We call them noun clauses, which is a group of words that function as a noun in a sentence or phrase. The clause contains a subject and a verb, but it's not a complete statement. (Or as the grammarians like to say, it's a subordinate clause.) Therefore, it has to be connected to an independent clause (main clause). The noun clause usually appears after the main verb of the sentence.
The most common noun clauses begin with that. Others are how, what, whatever, when, where, which, who, whoever, and why.
Here are examples of noun clauses using that.
1. I thought that the test was simple. The noun clause is the object of the verb thought. Ask yourself, Thought what?
2. He proved that he was strong. (The noun clause answers the question, "Proved what?")

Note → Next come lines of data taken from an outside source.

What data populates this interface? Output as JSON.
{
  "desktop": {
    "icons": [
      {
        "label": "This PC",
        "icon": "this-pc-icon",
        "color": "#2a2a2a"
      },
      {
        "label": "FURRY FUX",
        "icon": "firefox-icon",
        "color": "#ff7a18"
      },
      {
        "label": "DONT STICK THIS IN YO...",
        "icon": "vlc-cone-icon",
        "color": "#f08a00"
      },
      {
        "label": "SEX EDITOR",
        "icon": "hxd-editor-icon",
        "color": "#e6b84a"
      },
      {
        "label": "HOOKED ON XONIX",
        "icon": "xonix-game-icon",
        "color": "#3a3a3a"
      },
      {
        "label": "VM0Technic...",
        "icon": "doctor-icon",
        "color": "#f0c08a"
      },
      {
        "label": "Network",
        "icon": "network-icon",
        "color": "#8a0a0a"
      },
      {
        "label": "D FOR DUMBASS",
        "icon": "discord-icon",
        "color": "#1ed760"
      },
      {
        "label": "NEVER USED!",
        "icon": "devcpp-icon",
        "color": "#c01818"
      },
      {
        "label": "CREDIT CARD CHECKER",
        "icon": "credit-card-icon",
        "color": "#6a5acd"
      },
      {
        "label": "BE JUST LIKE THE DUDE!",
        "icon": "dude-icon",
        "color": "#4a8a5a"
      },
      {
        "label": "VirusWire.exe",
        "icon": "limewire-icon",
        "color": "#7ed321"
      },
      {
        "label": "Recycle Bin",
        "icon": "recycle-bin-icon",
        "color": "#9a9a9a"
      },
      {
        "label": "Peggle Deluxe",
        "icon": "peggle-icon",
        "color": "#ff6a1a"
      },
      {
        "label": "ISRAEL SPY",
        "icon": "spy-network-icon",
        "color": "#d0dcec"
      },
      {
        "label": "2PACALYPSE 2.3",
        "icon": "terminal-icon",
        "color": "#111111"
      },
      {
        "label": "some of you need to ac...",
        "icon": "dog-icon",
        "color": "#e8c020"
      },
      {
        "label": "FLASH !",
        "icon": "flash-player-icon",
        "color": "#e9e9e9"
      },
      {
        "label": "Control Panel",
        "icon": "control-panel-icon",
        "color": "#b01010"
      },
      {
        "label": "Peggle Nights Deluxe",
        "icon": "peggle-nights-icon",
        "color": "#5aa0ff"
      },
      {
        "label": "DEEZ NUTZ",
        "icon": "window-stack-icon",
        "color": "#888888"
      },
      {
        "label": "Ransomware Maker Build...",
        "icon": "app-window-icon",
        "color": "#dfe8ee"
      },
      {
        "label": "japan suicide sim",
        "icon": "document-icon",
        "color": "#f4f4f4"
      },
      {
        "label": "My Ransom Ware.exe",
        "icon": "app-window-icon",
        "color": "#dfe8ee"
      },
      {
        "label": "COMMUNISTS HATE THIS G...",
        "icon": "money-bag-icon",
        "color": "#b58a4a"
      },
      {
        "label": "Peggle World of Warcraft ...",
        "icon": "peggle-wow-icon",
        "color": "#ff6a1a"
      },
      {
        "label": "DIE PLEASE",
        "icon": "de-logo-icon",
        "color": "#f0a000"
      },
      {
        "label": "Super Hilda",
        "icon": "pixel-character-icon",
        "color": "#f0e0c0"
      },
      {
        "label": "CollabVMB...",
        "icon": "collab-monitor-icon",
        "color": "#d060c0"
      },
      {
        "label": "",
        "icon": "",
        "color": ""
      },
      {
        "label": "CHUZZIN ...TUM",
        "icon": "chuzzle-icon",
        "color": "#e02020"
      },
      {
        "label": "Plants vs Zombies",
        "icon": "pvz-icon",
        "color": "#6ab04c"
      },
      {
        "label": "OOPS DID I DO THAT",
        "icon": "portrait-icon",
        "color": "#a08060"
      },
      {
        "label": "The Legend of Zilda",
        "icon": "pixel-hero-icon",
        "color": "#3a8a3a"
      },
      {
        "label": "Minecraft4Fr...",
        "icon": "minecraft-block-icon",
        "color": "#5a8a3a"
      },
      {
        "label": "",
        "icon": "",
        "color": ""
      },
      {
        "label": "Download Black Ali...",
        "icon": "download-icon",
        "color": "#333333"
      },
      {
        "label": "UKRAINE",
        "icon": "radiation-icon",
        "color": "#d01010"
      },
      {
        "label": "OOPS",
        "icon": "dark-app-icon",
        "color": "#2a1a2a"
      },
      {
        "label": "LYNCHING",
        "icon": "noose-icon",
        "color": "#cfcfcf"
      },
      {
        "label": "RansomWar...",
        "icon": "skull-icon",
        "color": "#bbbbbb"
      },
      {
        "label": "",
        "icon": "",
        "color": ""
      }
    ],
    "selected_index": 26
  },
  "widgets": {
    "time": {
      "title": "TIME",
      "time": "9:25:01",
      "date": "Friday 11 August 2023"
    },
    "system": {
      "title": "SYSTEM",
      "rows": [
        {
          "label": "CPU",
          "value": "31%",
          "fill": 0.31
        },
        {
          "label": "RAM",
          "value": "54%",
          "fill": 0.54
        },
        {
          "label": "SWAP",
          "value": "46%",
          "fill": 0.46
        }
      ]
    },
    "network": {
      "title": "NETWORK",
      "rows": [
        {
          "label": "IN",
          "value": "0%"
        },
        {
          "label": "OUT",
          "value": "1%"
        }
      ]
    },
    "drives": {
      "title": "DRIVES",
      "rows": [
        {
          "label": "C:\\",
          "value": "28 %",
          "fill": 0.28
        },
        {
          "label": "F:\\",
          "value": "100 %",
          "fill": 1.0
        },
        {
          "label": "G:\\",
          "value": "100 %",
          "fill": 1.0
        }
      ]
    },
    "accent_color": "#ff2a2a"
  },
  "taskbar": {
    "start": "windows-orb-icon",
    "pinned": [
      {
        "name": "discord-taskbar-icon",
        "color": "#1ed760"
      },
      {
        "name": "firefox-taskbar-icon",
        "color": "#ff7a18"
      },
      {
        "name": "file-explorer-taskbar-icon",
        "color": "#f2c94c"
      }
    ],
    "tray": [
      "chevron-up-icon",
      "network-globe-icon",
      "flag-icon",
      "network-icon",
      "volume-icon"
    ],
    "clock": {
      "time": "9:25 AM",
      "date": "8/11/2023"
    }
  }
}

3. Sometimes we omit that, but it's implied: He heard (that) she might visit.